**What is being asked:** Word for word, repeat the entries, minus the pictures.

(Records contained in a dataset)
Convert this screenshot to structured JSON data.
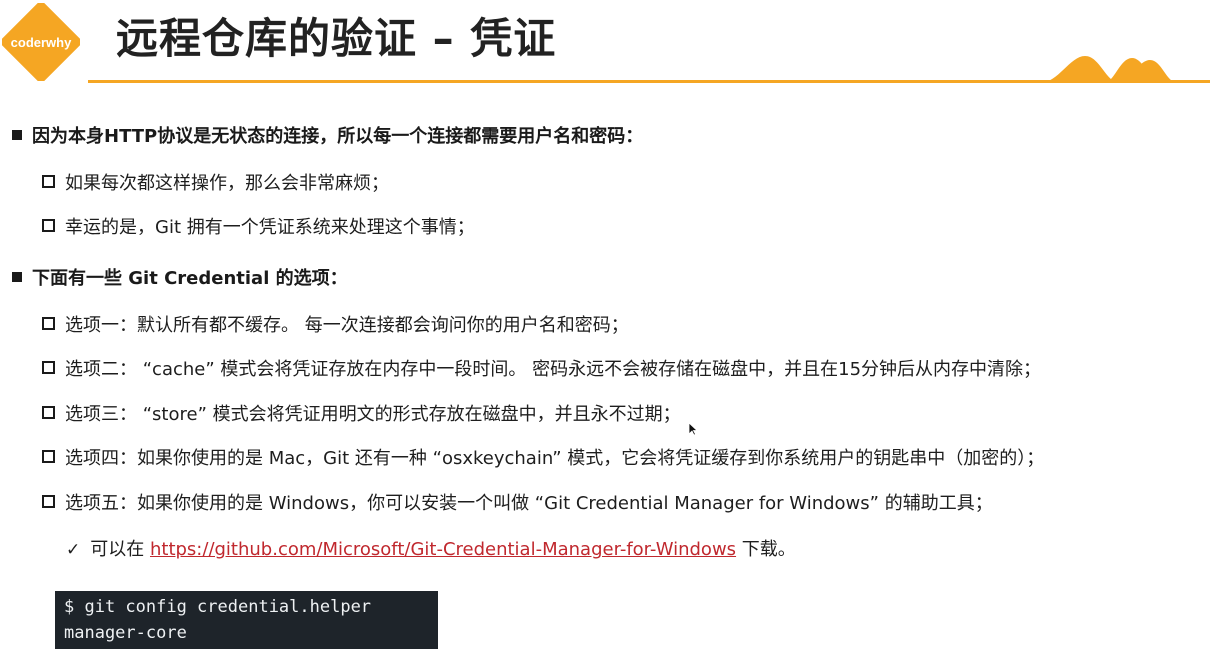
{
  "logo": {
    "text": "coderwhy",
    "color": "#f5a623"
  },
  "title": "远程仓库的验证 – 凭证",
  "accent_color": "#f5a623",
  "items": [
    {
      "level": 1,
      "text": "因为本身HTTP协议是无状态的连接，所以每一个连接都需要用户名和密码："
    },
    {
      "level": 2,
      "text": "如果每次都这样操作，那么会非常麻烦；"
    },
    {
      "level": 2,
      "text": "幸运的是，Git 拥有一个凭证系统来处理这个事情；"
    },
    {
      "level": 1,
      "text": "下面有一些 Git Credential 的选项："
    },
    {
      "level": 2,
      "text": "选项一：默认所有都不缓存。 每一次连接都会询问你的用户名和密码；"
    },
    {
      "level": 2,
      "text": "选项二： “cache” 模式会将凭证存放在内存中一段时间。 密码永远不会被存储在磁盘中，并且在15分钟后从内存中清除；"
    },
    {
      "level": 2,
      "text": "选项三： “store” 模式会将凭证用明文的形式存放在磁盘中，并且永不过期；"
    },
    {
      "level": 2,
      "text": "选项四：如果你使用的是 Mac，Git 还有一种 “osxkeychain” 模式，它会将凭证缓存到你系统用户的钥匙串中（加密的）；"
    },
    {
      "level": 2,
      "text": "选项五：如果你使用的是 Windows，你可以安装一个叫做 “Git Credential Manager for Windows” 的辅助工具；"
    }
  ],
  "download": {
    "check_icon": "✓",
    "prefix": "可以在",
    "link_text": "https://github.com/Microsoft/Git-Credential-Manager-for-Windows",
    "link_color": "#c0282e",
    "suffix": "下载。"
  },
  "code": {
    "line1": "$ git config credential.helper",
    "line2": "manager-core"
  }
}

**Response box:**
Convert this screenshot to structured JSON data.
{
  "logo": {
    "text": "coderwhy",
    "color": "#f5a623"
  },
  "title": "远程仓库的验证 – 凭证",
  "accent_color": "#f5a623",
  "items": [
    {
      "level": 1,
      "text": "因为本身HTTP协议是无状态的连接，所以每一个连接都需要用户名和密码："
    },
    {
      "level": 2,
      "text": "如果每次都这样操作，那么会非常麻烦；"
    },
    {
      "level": 2,
      "text": "幸运的是，Git 拥有一个凭证系统来处理这个事情；"
    },
    {
      "level": 1,
      "text": "下面有一些 Git Credential 的选项："
    },
    {
      "level": 2,
      "text": "选项一：默认所有都不缓存。 每一次连接都会询问你的用户名和密码；"
    },
    {
      "level": 2,
      "text": "选项二： “cache” 模式会将凭证存放在内存中一段时间。 密码永远不会被存储在磁盘中，并且在15分钟后从内存中清除；"
    },
    {
      "level": 2,
      "text": "选项三： “store” 模式会将凭证用明文的形式存放在磁盘中，并且永不过期；"
    },
    {
      "level": 2,
      "text": "选项四：如果你使用的是 Mac，Git 还有一种 “osxkeychain” 模式，它会将凭证缓存到你系统用户的钥匙串中（加密的）；"
    },
    {
      "level": 2,
      "text": "选项五：如果你使用的是 Windows，你可以安装一个叫做 “Git Credential Manager for Windows” 的辅助工具；"
    }
  ],
  "download": {
    "check_icon": "✓",
    "prefix": "可以在",
    "link_text": "https://github.com/Microsoft/Git-Credential-Manager-for-Windows",
    "link_color": "#c0282e",
    "suffix": "下载。"
  },
  "code": {
    "line1": "$ git config credential.helper",
    "line2": "manager-core"
  }
}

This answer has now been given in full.